Intellectual property, often known as IP (or IPR - intellectual property rights), enables people to own their ideas in the same way that they can own physical property.
The deal with IPR is:- You register your idea or creative work, making it public - for others to learn from. In return your IPR gives you control over your idea and others should pay to use it. This system helps to encourage further innovation and creativity to the benefit of everyone. (NB In certain countries, some IPRs exist without the need for registration. )
Typically, enforcement and litigation are a big part of the successful inventors life. This takes up a massive amount of time and financial resource but, more importantly, it is a huge drain on creative energy.
The patent system does work but it is not an easy ride. Sadly, big companies often pinch ideas from inventors because they know that the cost of enforcement is likely to be prohibitive for them. Many 'start-up' businesses fail because they can't enforce their IPR and protect their market position. As well as being a tragedy for the fledgling business (and its investors), this represents a waste of tax payers' money because governments often provide grants to assist business 'start-ups'.

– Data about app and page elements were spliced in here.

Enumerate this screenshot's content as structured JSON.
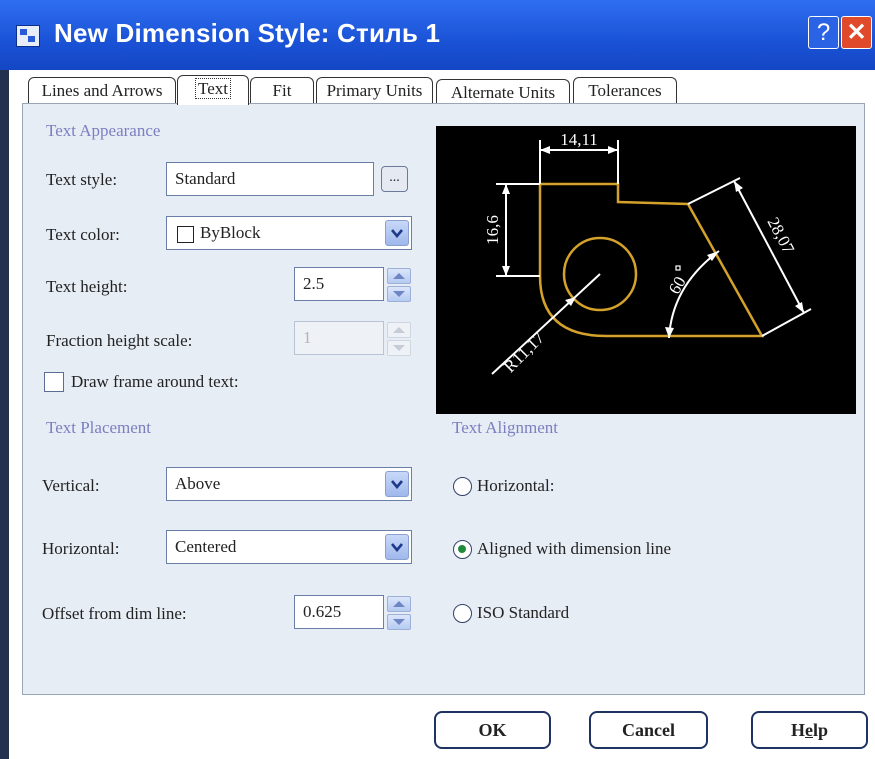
{
  "window": {
    "title": "New Dimension Style: Стиль 1",
    "help_glyph": "?",
    "close_glyph": "✕"
  },
  "tabs": [
    {
      "label": "Lines and Arrows",
      "active": false
    },
    {
      "label": "Text",
      "active": true
    },
    {
      "label": "Fit",
      "active": false
    },
    {
      "label": "Primary Units",
      "active": false
    },
    {
      "label": "Alternate Units",
      "active": false
    },
    {
      "label": "Tolerances",
      "active": false
    }
  ],
  "text_appearance": {
    "title": "Text Appearance",
    "text_style_label": "Text style:",
    "text_style_value": "Standard",
    "browse_label": "...",
    "text_color_label": "Text color:",
    "text_color_value": "ByBlock",
    "text_height_label": "Text height:",
    "text_height_value": "2.5",
    "fraction_label": "Fraction height scale:",
    "fraction_value": "1",
    "frame_label": "Draw frame around text:",
    "frame_checked": false
  },
  "text_placement": {
    "title": "Text Placement",
    "vertical_label": "Vertical:",
    "vertical_value": "Above",
    "horizontal_label": "Horizontal:",
    "horizontal_value": "Centered",
    "offset_label": "Offset from dim line:",
    "offset_value": "0.625"
  },
  "text_alignment": {
    "title": "Text Alignment",
    "options": [
      {
        "label": "Horizontal:",
        "checked": false
      },
      {
        "label": "Aligned with dimension line",
        "checked": true
      },
      {
        "label": "ISO Standard",
        "checked": false
      }
    ]
  },
  "preview": {
    "dim_top": "14,11",
    "dim_left": "16,6",
    "dim_diag": "28,07",
    "dim_angle": "60",
    "dim_radius": "R11,17",
    "colors": {
      "background": "#000000",
      "outline": "#d4a12a",
      "dimension": "#ffffff"
    }
  },
  "buttons": {
    "ok": "OK",
    "cancel": "Cancel",
    "help": "Help"
  },
  "colors": {
    "titlebar": "#1a52d6",
    "panel": "#e7edf5",
    "group_title": "#7b7fbf",
    "close": "#e04a2a",
    "radio_dot": "#1f8a3c"
  }
}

I believe we need better education both at public and government level, to understand how the IPR system works in the real world.
The enforcement process needs improvement to provide a level playing field so that the little guy has parity with the multi-national conglomerate. The patent system should encourage innovation, rather than imitation and IP should be an asset for inventors, rather than a potentially devastating liability. See inventors' wish list.